Potential cost-effectiveness of prophylactic use of the implantable cardioverter defibrillator or amiodarone after myocardial infarction

Journal Article
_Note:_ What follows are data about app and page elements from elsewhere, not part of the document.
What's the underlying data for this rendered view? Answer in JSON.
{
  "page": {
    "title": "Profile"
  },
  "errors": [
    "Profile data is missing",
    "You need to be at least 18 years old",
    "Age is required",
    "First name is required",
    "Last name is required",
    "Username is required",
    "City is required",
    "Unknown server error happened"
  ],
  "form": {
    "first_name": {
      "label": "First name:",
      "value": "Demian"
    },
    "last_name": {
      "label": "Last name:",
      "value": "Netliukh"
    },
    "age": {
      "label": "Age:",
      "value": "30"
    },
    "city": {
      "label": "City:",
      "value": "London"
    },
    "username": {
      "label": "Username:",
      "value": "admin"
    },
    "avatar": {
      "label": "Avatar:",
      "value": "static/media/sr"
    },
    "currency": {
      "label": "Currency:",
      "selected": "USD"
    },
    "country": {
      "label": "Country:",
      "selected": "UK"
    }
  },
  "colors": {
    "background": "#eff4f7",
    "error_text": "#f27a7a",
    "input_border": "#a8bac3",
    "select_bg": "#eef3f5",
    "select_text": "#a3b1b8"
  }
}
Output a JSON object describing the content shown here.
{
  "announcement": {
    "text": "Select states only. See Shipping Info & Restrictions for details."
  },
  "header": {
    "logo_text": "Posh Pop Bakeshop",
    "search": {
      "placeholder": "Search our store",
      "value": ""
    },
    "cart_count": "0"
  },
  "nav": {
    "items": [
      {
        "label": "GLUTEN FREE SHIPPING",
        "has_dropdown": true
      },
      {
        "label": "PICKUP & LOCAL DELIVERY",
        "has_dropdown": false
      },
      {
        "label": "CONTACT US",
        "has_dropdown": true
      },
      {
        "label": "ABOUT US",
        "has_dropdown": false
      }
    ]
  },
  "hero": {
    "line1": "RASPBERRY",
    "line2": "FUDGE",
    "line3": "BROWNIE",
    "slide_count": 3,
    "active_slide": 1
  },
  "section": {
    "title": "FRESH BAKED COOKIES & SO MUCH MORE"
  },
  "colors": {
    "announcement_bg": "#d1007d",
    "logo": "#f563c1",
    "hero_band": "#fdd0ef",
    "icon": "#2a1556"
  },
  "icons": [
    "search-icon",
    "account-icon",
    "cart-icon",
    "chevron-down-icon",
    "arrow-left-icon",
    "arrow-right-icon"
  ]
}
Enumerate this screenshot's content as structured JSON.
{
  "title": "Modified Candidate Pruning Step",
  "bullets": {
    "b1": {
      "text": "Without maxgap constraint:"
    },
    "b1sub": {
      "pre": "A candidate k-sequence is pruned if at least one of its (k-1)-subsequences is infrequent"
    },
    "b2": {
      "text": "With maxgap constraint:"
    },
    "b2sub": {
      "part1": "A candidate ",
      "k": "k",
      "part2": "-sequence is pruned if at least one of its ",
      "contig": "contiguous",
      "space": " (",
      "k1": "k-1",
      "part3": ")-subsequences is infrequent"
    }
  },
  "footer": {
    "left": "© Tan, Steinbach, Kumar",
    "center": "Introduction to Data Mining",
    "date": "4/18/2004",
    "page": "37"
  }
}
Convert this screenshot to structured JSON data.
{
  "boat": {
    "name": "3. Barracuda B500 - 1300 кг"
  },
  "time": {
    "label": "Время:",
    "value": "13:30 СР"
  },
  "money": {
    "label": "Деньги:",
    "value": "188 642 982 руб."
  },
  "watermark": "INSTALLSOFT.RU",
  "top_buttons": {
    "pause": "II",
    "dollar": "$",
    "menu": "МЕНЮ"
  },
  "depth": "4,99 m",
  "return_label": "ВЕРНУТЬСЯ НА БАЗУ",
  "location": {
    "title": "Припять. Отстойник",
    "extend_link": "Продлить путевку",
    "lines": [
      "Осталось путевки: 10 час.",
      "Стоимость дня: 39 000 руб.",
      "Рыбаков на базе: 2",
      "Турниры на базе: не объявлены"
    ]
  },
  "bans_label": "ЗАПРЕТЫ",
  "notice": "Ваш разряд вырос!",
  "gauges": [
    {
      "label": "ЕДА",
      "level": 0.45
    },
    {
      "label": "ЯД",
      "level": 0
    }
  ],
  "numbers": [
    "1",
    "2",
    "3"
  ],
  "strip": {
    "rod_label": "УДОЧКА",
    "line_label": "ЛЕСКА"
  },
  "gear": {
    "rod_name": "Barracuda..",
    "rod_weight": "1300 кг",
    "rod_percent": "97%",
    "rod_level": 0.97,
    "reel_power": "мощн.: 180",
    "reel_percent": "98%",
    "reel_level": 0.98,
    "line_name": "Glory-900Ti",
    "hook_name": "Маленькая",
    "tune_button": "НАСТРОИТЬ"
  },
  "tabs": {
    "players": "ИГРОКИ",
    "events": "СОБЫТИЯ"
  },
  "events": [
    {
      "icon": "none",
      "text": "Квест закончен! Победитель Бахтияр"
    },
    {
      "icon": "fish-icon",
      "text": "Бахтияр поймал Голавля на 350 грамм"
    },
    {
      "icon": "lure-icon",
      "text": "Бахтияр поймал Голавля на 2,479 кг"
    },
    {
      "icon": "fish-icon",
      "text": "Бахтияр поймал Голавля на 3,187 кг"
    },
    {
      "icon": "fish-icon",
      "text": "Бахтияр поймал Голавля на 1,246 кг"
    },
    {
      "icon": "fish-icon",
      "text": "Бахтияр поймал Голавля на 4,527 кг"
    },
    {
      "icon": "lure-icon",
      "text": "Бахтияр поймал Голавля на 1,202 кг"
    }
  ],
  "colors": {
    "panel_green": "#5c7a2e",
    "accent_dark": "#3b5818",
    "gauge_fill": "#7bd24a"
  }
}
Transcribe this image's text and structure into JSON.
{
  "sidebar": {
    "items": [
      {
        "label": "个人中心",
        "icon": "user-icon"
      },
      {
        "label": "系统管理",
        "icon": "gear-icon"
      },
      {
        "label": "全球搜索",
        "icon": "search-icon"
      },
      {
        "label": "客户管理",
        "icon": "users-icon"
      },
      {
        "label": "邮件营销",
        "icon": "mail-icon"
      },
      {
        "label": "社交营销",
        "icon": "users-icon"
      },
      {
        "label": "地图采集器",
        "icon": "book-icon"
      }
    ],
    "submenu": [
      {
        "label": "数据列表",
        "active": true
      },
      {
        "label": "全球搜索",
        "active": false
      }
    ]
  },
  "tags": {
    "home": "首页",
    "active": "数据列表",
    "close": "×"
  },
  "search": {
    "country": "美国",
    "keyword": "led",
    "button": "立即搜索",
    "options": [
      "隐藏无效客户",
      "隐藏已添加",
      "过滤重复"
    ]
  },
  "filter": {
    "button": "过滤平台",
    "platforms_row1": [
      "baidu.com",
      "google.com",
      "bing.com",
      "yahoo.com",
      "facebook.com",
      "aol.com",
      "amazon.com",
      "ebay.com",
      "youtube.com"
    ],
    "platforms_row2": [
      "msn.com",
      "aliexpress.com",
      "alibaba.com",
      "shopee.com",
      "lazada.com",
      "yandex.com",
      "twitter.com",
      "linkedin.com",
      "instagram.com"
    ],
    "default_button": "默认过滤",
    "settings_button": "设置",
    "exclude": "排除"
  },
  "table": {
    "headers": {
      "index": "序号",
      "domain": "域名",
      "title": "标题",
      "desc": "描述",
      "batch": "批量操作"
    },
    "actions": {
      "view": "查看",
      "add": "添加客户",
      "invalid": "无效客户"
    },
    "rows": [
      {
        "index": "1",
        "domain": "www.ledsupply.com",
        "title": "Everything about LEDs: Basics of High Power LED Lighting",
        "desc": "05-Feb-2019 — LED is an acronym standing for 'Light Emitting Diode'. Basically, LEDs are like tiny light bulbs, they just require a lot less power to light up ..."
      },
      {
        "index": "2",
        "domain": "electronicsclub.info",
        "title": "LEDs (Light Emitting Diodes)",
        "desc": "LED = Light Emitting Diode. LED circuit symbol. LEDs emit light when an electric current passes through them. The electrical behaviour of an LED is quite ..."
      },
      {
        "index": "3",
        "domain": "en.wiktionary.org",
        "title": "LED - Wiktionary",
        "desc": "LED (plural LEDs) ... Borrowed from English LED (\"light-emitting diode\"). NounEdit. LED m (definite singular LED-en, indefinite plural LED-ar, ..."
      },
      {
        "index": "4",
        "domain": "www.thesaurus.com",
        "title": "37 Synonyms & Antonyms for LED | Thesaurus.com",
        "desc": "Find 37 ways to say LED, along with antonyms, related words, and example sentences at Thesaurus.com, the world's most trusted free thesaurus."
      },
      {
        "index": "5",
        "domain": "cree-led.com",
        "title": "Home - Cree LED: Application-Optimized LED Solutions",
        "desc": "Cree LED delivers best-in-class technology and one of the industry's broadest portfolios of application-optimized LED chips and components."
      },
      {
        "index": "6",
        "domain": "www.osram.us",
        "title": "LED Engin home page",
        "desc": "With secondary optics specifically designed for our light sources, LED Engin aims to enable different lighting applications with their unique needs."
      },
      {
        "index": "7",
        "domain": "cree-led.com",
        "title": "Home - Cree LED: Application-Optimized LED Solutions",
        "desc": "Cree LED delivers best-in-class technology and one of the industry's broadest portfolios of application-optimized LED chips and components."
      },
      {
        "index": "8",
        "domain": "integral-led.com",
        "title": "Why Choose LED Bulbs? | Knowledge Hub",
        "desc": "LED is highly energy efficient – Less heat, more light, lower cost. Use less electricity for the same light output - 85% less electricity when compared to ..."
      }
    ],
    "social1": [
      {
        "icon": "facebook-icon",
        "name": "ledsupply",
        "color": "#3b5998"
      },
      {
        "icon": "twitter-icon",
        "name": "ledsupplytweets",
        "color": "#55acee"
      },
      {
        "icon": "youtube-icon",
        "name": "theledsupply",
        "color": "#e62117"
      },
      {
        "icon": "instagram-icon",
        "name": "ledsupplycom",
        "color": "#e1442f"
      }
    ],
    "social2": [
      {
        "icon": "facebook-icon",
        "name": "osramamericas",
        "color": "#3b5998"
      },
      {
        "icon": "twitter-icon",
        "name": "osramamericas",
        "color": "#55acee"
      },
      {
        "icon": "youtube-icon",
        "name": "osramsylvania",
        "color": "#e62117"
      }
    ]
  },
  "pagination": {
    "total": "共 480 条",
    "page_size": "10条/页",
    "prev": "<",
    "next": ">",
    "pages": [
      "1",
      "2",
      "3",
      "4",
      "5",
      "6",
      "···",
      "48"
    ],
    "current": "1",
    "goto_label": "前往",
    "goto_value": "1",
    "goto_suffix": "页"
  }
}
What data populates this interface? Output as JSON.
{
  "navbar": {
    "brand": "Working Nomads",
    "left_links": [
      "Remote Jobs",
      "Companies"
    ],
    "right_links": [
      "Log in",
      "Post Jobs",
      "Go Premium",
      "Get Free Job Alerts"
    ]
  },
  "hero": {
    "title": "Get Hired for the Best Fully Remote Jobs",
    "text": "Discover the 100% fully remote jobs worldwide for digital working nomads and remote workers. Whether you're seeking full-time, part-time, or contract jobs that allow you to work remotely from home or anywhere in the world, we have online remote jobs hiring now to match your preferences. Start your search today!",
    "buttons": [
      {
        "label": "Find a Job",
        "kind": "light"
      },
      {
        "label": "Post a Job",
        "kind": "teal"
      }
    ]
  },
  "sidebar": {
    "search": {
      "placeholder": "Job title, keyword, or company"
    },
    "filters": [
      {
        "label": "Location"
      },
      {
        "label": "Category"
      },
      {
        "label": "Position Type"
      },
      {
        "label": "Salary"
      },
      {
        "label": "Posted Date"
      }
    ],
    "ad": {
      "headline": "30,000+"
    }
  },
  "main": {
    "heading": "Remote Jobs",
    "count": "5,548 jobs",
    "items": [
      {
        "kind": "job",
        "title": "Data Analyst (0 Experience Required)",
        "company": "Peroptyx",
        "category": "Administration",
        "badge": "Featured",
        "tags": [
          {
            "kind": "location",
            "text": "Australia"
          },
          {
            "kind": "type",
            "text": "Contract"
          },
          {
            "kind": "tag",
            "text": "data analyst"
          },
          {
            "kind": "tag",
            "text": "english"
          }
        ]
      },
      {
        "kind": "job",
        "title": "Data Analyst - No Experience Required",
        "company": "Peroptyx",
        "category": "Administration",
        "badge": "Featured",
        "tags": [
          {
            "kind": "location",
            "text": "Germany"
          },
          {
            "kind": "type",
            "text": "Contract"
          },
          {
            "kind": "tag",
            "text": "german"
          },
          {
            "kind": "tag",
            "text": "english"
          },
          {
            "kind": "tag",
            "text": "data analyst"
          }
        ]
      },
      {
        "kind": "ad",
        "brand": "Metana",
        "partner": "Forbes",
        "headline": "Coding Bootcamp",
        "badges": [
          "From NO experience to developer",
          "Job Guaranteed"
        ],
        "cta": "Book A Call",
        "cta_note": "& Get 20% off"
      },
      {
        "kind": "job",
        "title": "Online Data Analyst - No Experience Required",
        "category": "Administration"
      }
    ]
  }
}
Background: Clinical trials have shown that implantable cardioverter defibrillators (ICDs) improve survival in patients with sustained ventricular arrhythmias. Objective: To determine the efficacy necessary to make prophylactic ICD or amiodarone therapy cost-effective in patients with myocardial infarction. Design: Markov model-based cost utility analysis. Data Sources: Survival, cardiac death, and inpatient costs were estimated on the basis of the Myocardial Infarction Triage and Intervention registry. Other data were derived from the literature. Target Population: Patients with past myocardial infarction who did not have sustained ventricular arrhythmia. Time Horizon: Lifetime. Perspective: Societal. Interventions: ICD or amiodarone compared with no treatment. Outcome Measures: Life-years, quality-adjusted life-years (QALYs), costs, number needed to treat, and incremental cost-effectiveness. Results of Base-Case Analysis: Compared with no treatment, ICD use led to the greatest QALYs and the highest expenditures. Amiodarone use resulted in intermediate QALYs and costs. To obtain acceptable cost-effectiveness thresholds (≤$75 000/QALY), ICDs had to reduce arrhythmic death by 50% and amiodarone had to reduce total death by 7% in patients with depressed ejection fraction. Results of Sensitivity Analysis: For moderate efficacies, in patients with ejection fractions less than or equal to 0.3, 0.31 to 0.4, and greater than 0.4, the cost-effectiveness of amiodarone compared with no therapy was $43 100/QALY, $66 500/QALY, and $132 500/QALY, respectively, and the cost-effectiveness of ICD compared with amiodarone was $71 800/QALY, $195 700/QALY, and $557 900/QALY, respectively. Conclusions: Use of ICD or amiodarone in patients with past myocardial infarction and severely depressed left ventricular function may provide substantial clinical benefit at an acceptable cost. These results highlight the importance of clinical trials of ICDs in patients with low ejection fractions who have had myocardial infarction.

Duke Authors

Cited Authors

  • Sanders, GD; Hlatky, MA; Every, NR; McDonald, KM; Heidenreich, PA; Parsons, LS; Owens, DK

Published Date

  • 2001

Published In

  • Annals of Internal Medicine

Volume / Issue

  • 135 / 10

Start / End Page

  • 870 - 883

PubMed ID

  • 11712877